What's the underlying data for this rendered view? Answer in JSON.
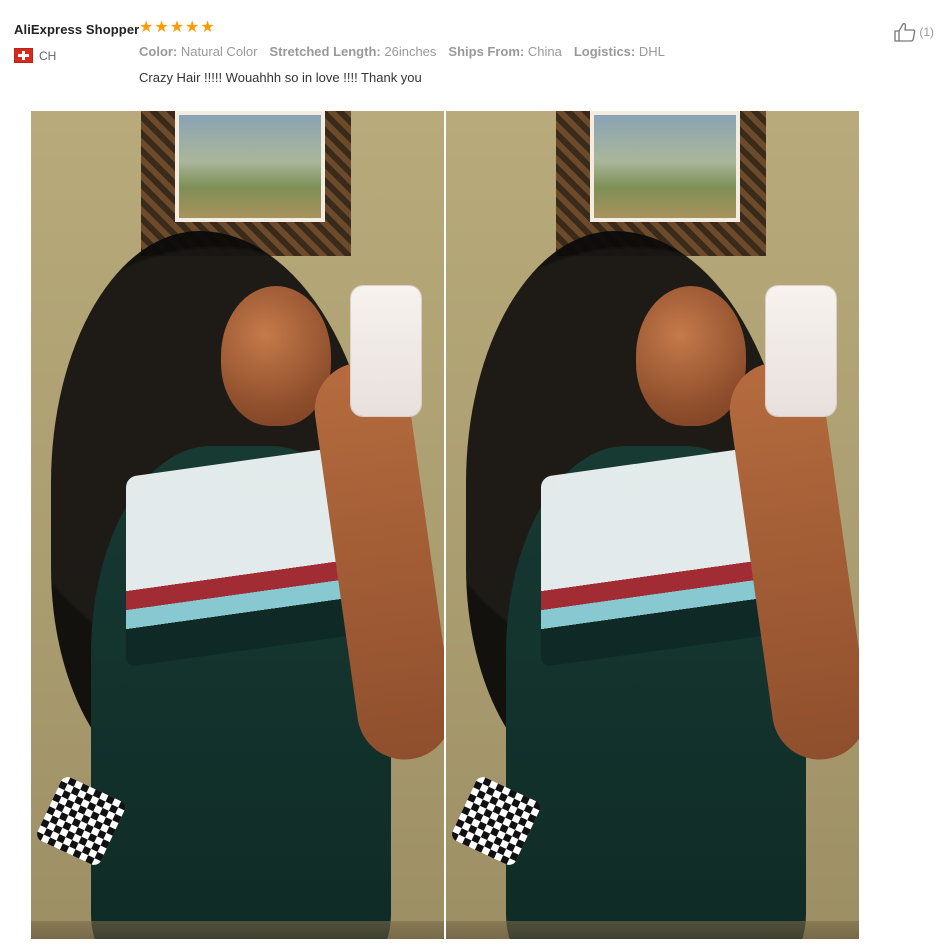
{
  "review": {
    "reviewer_name": "AliExpress Shopper",
    "country_code": "CH",
    "rating": 5,
    "stars_count": 5,
    "helpful": {
      "count_label": "(1)"
    },
    "attributes": [
      {
        "key": "Color:",
        "value": "Natural Color"
      },
      {
        "key": "Stretched Length:",
        "value": "26inches"
      },
      {
        "key": "Ships From:",
        "value": "China"
      },
      {
        "key": "Logistics:",
        "value": "DHL"
      }
    ],
    "feedback_text": "Crazy Hair !!!!! Wouahhh so in love !!!! Thank you"
  },
  "icons": {
    "star": "star-icon",
    "thumbs_up": "thumbs-up-icon",
    "flag": "switzerland-flag-icon"
  },
  "colors": {
    "star": "#ff9a00",
    "muted_text": "#999999",
    "primary_text": "#222222"
  }
}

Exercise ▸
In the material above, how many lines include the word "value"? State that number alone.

Worked solution ▸
4